Though we couldn’t communicate, we individually realized the wind had pushed us off the crest of the ridge and onto the headwall of the burn which comes off Carn Creagach and which earlier freeze and thaw conditions had converted to solid ice. This was beyond our skiing experience. The question was: how do we cross it? We still did not have the steel edges so were unsure whether we could get a grip with our by now slightly rounded edges. Do we attempt to cross it on ski, take our skis off, or perhaps turn into the wind and driving snow to regain the ridge? This last alternative, though practical, was not appealing. We each stood there deliberating, using our sticks to brace ourselves against the wind which threatened to drive us onto the ice. Doug Mollison made a decision. He bent down, took off his skis, slung them over his shoulder and edged onto the ice. Almost immediately the wind caught him, spun him round and he was off at high speed down the steep gully and out of our sight. We each stood there in silence, our slowing brains taking in the situation. We knew he would not come to real harm. There were no outcrops of any kind. He would have to find his own way back.’

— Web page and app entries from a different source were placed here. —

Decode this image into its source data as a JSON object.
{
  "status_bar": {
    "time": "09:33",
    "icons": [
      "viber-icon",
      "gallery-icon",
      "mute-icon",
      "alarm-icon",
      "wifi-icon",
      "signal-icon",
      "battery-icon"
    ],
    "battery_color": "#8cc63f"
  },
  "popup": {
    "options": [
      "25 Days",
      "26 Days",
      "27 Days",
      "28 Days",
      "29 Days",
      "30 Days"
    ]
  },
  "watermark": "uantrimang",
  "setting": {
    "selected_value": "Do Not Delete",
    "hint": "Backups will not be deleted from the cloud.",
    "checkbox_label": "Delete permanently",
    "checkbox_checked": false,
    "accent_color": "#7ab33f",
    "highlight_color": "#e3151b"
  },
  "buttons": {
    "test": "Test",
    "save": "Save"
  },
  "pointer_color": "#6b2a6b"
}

(from an article originally written for the magazine Scottish Mountaineer) 


John R. Allan: North-east Lowlands of Scotland
Ashie Brebner: ‘On ski in the Cairngorms’, Scottish Mountaineer
James Coutts: Dictionary of Deeside
Francis C. Diack: The Inscriptions of Pictland
Joe Dorward: Lowdown on the Upland of Mar
Peter Drummond: Scottish Hill Names
Alexander Fenton: Country life in Scotland
William Forsyth: In the Shadow of Cairngorm
James Macdonald: Place-names of West Aberdeenshire
Robert MacFarlane: Landmarks
Ian Murray: The Dee From the Far Cairngorms
John Murray: Reading the Gaelic Language
WFH Nicolaisen: In the Beginning was the Name
Sheila Sedgwick: Living Stones
Robert Somers: Letters from the Highlands on the Famine of 1846
Adam Watson: Caring for the High Cairngorms
Adam Watson: The Cairngorms, SMC Guide
Adam Watson: The Place Names of Upper Deeside
Adam Watson and Ian Murray: Place-name Discoveries
Adam Watson & R.D. Clement: Aberdeenshire Gaelic


Corriemulzie Dam, Glen Ey, Hannah Devereux, 2015
Ach a’ Chéiridh, Glen Ey, Hannah Devereux, 2015
Glen Ey view, Hannah Devereux, 2015
Càrn Damhaireach, Glen Ey, Hannah Devereux, 2015
Arderg, Glen Ey, Hannah Devereux, 2015
Creag a' Chait, Glen Ey, Hannah Devereux, 2015
Beehives, Glen Ey, Hannah Devereux, 2015
Allt a’ Mhoir Ghrianaich, Glen Ey, Hannah Devereux, 2015
Glen Ey, Hannah Devereux, 2015
Glac Anthon, Glen Ey, Hannah Devereux, 2015
Cnoc Chadail, Glen Ey, Hannah Devereux, 2015
Glen Ey, Hannah Devereux, 2015
Creag an Fhuathais, Glen Ey, Hannah Devereux, 2015
Glen Ey, Hannah Devereux, 2015
Glen Ey, Hannah Devereux, 2015
Clunie tributaries water samples, 2014
Gill Russell, Glen Ey, Hannah Devereux, 2015
Charlie Smith, courtesy of Ashie Brebner, c. 1953


Glen Ey walk, Gill Russell, 2017
Glen Ey map, Alec Finlay, 2015
Glen Ey conspectus, Alec Finlay, 2016
Glen Ey walk map key, Gill Russell, 2017
Glen Ey colour walk map key, Gill Russell, 2017

Gathering was commissioned by Hauser & Wirth, for the Fife Arms Hotel, Braemar; the project was launched in 2015 and will conclude in 2018.

The artist residency at University of Aberdeen is funded by The Leverhulme Trust; the project was launched in July 2016 and will conclude May 2017.